Patricia Flatley Brennan, PhD, R.N., National Program Director of the Robert Wood Johnson Foundation’s (RWJF) “Project HealthDesign”, presented results on the project’s research at the June 8th Federal HIT Policy Committee’s Meaningful Use Workgroup. She wanted to speak to the Workgroup as they envision how to incorporate the use of patient-generated data in the clinical setting into Stage 3 of the Meaningful Use program.
The Meaningful Use program has begun to take small steps to support patients and clinicians as they work together across domains, and now the criteria supporting the clinical integration of patient-generated data will further benefit this partnership as well as the business and technology of health and healthcare.
Brennan presented information on the experiences of all fourteen Project HealthDesign teams throughout two rounds of funding as well as the teams interactions with hundreds of patients.
In her presentation, she stressed three important points:
- The need to expand the idea of patient-generated data to include patient-defined data
- Sharing patient-defined data with clinicians improves the business of healthcare
- Existing technologies are adequate but not optimal for the clinical integration of patient defined and patient-generated data
As Brennan explained, the project team worked with hundreds of patients and doctors to collect and track patient-generated data or what is referred to as Observations of Daily Living (ODL) data from patients such as sleep habits, pain levels, diet, and exercise patterns. The researchers discovered that the data provided meaningful clinical insights to better inform clinical treatment and decision-making.
Although the research explicitly focused on ODLs in the project, they also realized that other types of patient-generated data contributed to a full picture of a patient’s day-to-day health experience, The work showed that patient-generated data matters to the individuals who capture the data, and matter because they strengthen the patient-clinician partnership by allowing clinicians to see a more robust picture of the individual’s day-to-day health experience.

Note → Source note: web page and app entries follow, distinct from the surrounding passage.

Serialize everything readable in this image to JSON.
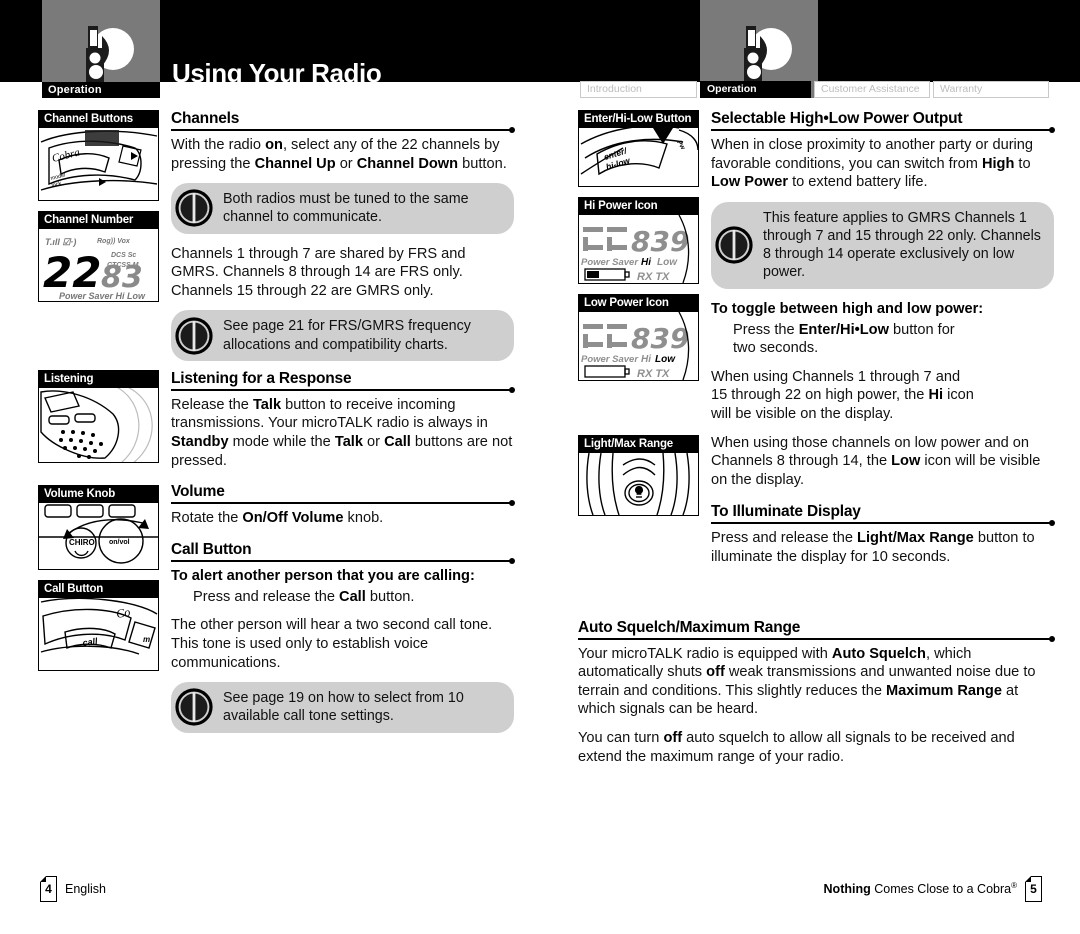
{
  "header": {
    "title": "Using Your Radio",
    "section_tab_left": "Operation",
    "section_tab_right": "Operation",
    "logo_icon": "cobra-radio-logo",
    "nav_tabs": [
      {
        "label": "Introduction",
        "active": false
      },
      {
        "label": "Operation",
        "active": true
      },
      {
        "label": "Customer Assistance",
        "active": false
      },
      {
        "label": "Warranty",
        "active": false
      }
    ]
  },
  "left_page": {
    "figures": {
      "channel_buttons": "Channel Buttons",
      "channel_number": "Channel Number",
      "listening": "Listening",
      "volume_knob": "Volume Knob",
      "call_button": "Call Button"
    },
    "sections": [
      {
        "heading": "Channels",
        "paragraph_1_pre": "With the radio ",
        "paragraph_1": "With the radio on, select any of the 22 channels by pressing the Channel Up or Channel Down button.",
        "note_1": "Both radios must be tuned to the same channel to communicate.",
        "paragraph_2": "Channels 1 through 7 are shared by FRS and GMRS. Channels 8 through 14 are FRS only. Channels 15 through 22 are GMRS only.",
        "note_2": "See page 21 for FRS/GMRS frequency allocations and compatibility charts."
      },
      {
        "heading": "Listening for a Response",
        "paragraph_1": "Release the Talk button to receive incoming transmissions. Your microTALK radio is always in Standby mode while the Talk or Call buttons are not pressed."
      },
      {
        "heading": "Volume",
        "paragraph_1": "Rotate the On/Off Volume knob."
      },
      {
        "heading": "Call Button",
        "subheading": "To alert another person that you are calling:",
        "paragraph_1": "Press and release the Call button.",
        "paragraph_2": "The other person will hear a two second call tone. This tone is used only to establish voice communications.",
        "note_1": "See page 19 on how to select from 10 available call tone settings."
      }
    ]
  },
  "right_page": {
    "figures": {
      "enter_hi_low_button": "Enter/Hi-Low Button",
      "hi_power_icon": "Hi Power Icon",
      "low_power_icon": "Low Power Icon",
      "light_max_range": "Light/Max Range"
    },
    "display_labels": {
      "power_saver": "Power Saver",
      "hi": "Hi",
      "low": "Low",
      "rx": "RX",
      "tx": "TX",
      "channel_digits": "839"
    },
    "sections": [
      {
        "heading": "Selectable High•Low Power Output",
        "paragraph_1": "When in close proximity to another party or during favorable conditions, you can switch from High to Low Power to extend battery life.",
        "note_1": "This feature applies to GMRS Channels 1 through 7 and 15 through 22 only. Channels 8 through 14 operate exclusively on low power.",
        "subheading": "To toggle between high and low power:",
        "paragraph_2": "Press the Enter/Hi•Low button for two seconds.",
        "paragraph_3": "When using Channels 1 through 7 and 15 through 22 on high power, the Hi icon will be visible on the display.",
        "paragraph_4": "When using those channels on low power and on Channels 8 through 14, the Low icon will be visible on the display."
      },
      {
        "heading": "To Illuminate Display",
        "paragraph_1": "Press and release the Light/Max Range button to illuminate the display for 10 seconds."
      },
      {
        "heading": "Auto Squelch/Maximum Range",
        "paragraph_1": "Your microTALK radio is equipped with Auto Squelch, which automatically shuts off weak transmissions and unwanted noise due to terrain and conditions. This slightly reduces the Maximum Range at which signals can be heard.",
        "paragraph_2": "You can turn off auto squelch to allow all signals to be received and extend the maximum range of your radio."
      }
    ]
  },
  "footer": {
    "left_page_number": "4",
    "left_label": "English",
    "right_tagline_bold": "Nothing",
    "right_tagline_rest": " Comes Close to a Cobra",
    "right_tagline_sup": "®",
    "right_page_number": "5"
  },
  "colors": {
    "header_black": "#000000",
    "logo_gray": "#7a7a7a",
    "note_gray": "#cfcfcf",
    "tab_inactive_text": "#bdbdbd"
  }
}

Integrating patient-generated data into the EHR can be important to support the clinician’s reasoning for clinical decision-making. This may occur through direct entry by a clinician, or by integrating portions of the data or data summaries into the EHR. Clinicians want sufficient documentation of patient-generated data to show the chain of reasoning so they can make the diagnoses and decide on treatments.
However, more research is needed to determine when patient-generated data must enter the EHR and when it does not need to be entered, plus additional research is needed to identify best practices for sorting, summarizing, and safely storing the data.
As healthcare business models begin to shift from fee-for-service to ACOs, Patient-Centered Medical Homes, technologies that make it possible to use patient-generated data could emerge as an important approach to enable patient self management and as important tools for patient case management outside of clinical visits.
Brennan suggests that someday, clinicians could prescribe mobile apps to patients and partner with patients to set targets for ODL data or other patient generated data. Today, current teams and their mobile apps serve only to capture and display data. In the future, mobile apps might include automated recommendations based on algorithms.
As the Meaningful Use program has progressed, the business model for EHR system vendors has evolved into a packaged IT system that can be sold. It is unlikely that we will see a business case for an EHR vendor to redesign its system to incorporate patient-generated data at a granular level.
Therefore, RWJF calls for Meaningful Use criteria to support the incorporation of patient-generated data into the HER and recommends functionality that would document the clinicians reasoning when it rests upon patient generated data. In this way, all of the raw patient-generated data would not need to enter the EHR but only data summaries relevant to a clinician’s decision-making process would be documented.
For more information on the project, go to http://www.projecthealthdesign.org/.